I would question this. While I am not sure what (if anything) there is spiritually, I know that a scientific view of life cannot offer the slightest hope of life after death, and since we're all going to die and most of us don't want to, this is a crippling drawback to the kind of scientific vision Dawkins wants us all to have. If there is nothing beyond death, no spiritual dimension to anything, and everything is just a blind dance of atoms, I fail to see how this by itself can give one a real sense of purpose, however fascinating the dance that Dawkins describes - and it *is* fascinating; let there be no mistake about that.
Because of this, I have the curious feeling of dichotomy about Dawkins' book that it is certainly fascinating on one level, but that I cannot give even qualified emotional commitment to the outlook on life that seems to lie behind it. I would in the end rather have the hope of something wonderful and purposeful that only some spiritual outlook can offer, even though it may be a deluded fantasy, than the certainty of a scientific vision that eliminates any possibility of long-term hope, that condemns us to an empty, eternal death of nothingness in the end. This scientific view may be completely rational; but rationality is not the only important consideration to shape our outlook on life.

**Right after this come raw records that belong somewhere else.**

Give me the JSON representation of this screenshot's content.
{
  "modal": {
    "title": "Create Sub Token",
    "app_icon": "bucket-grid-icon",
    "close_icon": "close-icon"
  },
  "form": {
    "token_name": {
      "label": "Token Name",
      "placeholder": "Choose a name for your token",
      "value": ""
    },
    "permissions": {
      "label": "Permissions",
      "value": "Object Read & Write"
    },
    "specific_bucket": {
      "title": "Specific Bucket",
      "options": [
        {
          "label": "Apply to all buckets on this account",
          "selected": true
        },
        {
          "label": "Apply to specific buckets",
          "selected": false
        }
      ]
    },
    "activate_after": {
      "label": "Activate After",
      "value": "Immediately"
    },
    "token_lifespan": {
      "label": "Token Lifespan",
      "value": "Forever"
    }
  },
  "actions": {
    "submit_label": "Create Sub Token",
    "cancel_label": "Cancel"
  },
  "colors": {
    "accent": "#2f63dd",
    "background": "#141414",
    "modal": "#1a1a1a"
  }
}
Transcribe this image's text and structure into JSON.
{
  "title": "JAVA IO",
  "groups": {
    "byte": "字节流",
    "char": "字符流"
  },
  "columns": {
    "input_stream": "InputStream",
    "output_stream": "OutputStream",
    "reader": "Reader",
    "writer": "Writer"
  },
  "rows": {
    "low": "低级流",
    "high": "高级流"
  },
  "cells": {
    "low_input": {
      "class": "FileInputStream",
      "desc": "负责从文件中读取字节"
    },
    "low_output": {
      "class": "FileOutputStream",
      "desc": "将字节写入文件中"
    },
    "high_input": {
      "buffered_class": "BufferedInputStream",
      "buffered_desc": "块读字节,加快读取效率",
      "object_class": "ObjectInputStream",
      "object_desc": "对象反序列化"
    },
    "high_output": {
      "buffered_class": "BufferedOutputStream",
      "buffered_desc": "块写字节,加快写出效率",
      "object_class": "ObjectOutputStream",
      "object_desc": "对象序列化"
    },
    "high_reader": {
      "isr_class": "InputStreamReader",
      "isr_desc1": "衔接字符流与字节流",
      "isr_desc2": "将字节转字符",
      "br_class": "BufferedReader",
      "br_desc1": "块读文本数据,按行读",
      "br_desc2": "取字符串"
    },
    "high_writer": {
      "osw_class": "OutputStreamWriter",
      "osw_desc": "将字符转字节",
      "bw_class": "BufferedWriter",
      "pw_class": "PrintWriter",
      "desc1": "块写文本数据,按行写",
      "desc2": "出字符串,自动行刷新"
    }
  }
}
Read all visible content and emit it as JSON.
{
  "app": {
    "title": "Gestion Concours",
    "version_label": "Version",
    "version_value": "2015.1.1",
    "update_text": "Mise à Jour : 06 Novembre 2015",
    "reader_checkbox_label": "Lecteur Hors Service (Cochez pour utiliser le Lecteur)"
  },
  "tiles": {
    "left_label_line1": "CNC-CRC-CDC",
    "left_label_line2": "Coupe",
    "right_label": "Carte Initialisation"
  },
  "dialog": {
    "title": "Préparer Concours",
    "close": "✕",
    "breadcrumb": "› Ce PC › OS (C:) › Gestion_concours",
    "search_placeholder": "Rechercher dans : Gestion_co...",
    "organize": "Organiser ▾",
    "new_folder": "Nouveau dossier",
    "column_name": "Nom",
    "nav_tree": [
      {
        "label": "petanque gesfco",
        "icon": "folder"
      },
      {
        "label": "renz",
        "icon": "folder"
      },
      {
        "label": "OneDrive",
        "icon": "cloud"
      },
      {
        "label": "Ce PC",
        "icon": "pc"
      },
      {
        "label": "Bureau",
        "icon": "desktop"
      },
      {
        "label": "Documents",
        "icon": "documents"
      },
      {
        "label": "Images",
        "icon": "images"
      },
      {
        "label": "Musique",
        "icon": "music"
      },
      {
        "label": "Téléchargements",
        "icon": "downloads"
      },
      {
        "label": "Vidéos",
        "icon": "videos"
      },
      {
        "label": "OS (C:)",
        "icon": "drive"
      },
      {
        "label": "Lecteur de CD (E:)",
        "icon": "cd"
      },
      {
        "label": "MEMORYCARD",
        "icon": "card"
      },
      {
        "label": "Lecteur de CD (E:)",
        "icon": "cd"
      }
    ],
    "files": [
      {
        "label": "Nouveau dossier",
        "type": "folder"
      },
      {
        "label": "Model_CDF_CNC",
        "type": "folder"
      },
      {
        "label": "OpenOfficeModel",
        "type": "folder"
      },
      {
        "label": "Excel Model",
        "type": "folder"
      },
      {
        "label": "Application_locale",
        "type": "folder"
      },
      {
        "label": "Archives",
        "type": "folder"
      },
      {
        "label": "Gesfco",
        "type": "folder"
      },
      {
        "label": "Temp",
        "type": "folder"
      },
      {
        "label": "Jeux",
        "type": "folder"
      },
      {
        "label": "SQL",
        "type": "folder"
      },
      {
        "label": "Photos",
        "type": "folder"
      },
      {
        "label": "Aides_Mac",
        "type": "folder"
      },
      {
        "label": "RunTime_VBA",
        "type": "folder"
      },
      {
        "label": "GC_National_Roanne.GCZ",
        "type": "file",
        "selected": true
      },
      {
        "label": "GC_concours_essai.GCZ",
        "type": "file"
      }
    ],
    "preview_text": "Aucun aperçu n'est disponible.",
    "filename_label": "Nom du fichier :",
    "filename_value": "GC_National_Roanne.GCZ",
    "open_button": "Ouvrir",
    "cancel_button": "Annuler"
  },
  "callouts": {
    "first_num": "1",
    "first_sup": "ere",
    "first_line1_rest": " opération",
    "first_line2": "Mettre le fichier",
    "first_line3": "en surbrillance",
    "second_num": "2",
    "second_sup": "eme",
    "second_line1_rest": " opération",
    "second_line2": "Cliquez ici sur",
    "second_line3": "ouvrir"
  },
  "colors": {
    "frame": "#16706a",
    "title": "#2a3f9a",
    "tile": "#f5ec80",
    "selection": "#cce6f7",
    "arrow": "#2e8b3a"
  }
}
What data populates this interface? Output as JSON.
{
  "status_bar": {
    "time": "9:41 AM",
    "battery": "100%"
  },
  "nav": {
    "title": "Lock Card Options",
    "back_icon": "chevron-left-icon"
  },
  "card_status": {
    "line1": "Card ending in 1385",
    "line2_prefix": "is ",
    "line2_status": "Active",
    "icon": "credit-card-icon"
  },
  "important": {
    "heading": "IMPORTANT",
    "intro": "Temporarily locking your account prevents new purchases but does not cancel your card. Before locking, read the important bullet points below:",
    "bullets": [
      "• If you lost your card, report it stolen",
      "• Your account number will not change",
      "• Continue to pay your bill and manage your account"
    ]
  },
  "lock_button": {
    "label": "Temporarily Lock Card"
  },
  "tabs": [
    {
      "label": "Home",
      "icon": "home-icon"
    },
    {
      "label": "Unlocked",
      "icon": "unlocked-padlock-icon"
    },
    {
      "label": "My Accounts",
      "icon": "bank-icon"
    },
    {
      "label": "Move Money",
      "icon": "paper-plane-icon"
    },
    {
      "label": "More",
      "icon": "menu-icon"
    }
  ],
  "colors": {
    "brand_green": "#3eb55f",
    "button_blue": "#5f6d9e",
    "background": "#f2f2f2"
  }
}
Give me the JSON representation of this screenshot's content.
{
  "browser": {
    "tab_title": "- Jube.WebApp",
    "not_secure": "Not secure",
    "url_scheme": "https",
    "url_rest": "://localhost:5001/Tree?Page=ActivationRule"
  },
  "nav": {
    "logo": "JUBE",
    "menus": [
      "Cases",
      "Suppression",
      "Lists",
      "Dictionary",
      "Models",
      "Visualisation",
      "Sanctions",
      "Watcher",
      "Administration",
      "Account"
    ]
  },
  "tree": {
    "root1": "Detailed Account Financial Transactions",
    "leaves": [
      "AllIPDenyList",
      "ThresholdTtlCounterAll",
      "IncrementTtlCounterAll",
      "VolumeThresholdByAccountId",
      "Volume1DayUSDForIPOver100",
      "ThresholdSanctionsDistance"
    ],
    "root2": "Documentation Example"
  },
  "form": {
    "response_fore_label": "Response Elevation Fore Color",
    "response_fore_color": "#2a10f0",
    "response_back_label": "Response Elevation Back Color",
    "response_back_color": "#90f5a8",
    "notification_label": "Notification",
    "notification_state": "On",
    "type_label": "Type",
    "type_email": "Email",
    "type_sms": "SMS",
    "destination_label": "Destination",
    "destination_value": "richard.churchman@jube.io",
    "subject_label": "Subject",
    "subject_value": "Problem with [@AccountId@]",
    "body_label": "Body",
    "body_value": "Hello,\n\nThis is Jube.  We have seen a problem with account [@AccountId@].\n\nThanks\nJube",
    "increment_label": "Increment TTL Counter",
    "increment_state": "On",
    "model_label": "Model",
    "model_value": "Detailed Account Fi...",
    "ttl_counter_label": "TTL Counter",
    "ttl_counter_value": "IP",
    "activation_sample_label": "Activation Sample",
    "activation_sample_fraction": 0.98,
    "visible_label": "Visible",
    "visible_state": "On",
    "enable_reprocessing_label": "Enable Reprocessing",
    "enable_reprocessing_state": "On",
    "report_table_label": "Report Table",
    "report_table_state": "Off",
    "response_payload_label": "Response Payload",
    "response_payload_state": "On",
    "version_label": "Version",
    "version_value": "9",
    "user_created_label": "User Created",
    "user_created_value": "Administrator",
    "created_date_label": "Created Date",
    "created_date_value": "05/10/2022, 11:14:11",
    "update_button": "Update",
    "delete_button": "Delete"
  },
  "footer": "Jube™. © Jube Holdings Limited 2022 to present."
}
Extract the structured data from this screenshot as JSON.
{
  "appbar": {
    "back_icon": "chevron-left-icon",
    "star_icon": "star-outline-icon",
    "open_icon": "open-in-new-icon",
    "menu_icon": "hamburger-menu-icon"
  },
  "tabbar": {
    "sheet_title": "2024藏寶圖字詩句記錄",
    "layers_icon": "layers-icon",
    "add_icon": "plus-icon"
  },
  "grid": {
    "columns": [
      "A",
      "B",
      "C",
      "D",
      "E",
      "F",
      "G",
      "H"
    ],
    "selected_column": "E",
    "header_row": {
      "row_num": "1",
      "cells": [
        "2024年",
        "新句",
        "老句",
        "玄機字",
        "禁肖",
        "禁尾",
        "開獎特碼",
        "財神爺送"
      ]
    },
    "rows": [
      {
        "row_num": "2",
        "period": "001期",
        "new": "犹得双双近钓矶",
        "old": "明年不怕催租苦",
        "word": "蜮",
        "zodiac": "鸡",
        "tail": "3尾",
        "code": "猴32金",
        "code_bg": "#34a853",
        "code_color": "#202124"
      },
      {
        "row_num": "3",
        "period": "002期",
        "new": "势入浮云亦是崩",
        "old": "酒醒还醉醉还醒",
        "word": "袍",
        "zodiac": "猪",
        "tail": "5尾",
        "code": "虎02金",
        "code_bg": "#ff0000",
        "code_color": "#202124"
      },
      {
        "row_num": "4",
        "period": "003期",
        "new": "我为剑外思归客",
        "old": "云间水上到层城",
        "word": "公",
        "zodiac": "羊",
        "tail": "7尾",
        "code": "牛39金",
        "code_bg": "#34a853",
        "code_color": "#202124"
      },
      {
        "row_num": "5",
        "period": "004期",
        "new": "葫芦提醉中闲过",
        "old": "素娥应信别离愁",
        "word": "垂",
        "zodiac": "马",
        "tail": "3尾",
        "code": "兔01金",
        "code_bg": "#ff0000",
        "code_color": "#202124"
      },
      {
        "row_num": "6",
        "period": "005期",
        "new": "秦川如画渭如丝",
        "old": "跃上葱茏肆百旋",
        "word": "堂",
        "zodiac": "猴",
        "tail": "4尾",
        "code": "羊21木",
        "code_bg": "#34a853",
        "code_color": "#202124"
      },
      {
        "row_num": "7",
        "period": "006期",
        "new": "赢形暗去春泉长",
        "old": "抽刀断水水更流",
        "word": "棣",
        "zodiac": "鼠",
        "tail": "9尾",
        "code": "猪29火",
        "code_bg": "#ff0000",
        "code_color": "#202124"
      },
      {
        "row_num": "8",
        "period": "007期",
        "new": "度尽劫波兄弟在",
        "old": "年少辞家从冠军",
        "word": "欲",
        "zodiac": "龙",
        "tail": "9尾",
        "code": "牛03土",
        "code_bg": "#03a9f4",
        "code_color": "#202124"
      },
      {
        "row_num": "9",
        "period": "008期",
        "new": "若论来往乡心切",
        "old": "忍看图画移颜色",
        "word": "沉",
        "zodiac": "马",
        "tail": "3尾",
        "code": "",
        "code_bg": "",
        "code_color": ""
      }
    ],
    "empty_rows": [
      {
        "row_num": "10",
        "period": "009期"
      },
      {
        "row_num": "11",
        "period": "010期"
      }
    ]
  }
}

Anyone who has a narrow religious view of life, who is absolutely sure their religion is completely right, would be best off avoiding this book like the plague - it probably won't change their views, but they will quite likely get very upset and outraged. And anyone with an open-minded spiritual view had better at least be prepared to do a lot of thinking, and perhaps be willing to change some of their views, because this book *will* challenge almost any spiritual or religious viewpoint I can think of - whether it is of the open-minded or dogmatic sort.
Some critics of this book have found its reasoning unconvincing, its materialist reductionism too superficial and shallow. But, from my perspective, the problem does not lie here; the problem with the book is that it is *too* convincing, that it is *entirely* convincing. The book makes it very difficult to continue to believe in anything that contradicts its basic premise, but which might be more comforting, and might give a greater sense of hope and inspiration, and provide a real sense of purpose in life.
Such have its effects on my life been that, in my more depressed moments, I have desperately wished I could unread the book, and continue life from where I left off.
It has been said that each of us has a God-shaped hole inside, and that we spend most of our lives trying to fill it with the wrong things. I firmly believe that God-shaped hole is there, that we have inner longings of a wonderful sort almost impossible to describe in words. Whether a God exists to fill it, I do not yet know. But what I am sure of is that, as wonderful as Dawkins' view of nature and of life may be on its own level, it will not fill that God-shaped hole.
I thought this was a wonderful review. It describes what I have gone through as well. Dawkins' ideas not only make sense, they make so much sense that any idea that denies their validity is immediately suspect. In truth, I think that reality leads one to nihilism. Our perception of beauty and grandeur is *also* an illusion set up by our genes. Just as one elephant finds another elephant to be the sexiest imaginable beast, so our concept of "beauty" is equally arbitrary and ungrounded in ultimate reality. All of our imaginable perceptions as human beings are just smoke and mirrors. I've always thought that secular humanists were nihilists in denial. I'm willing to pretend personally. What else is their to do?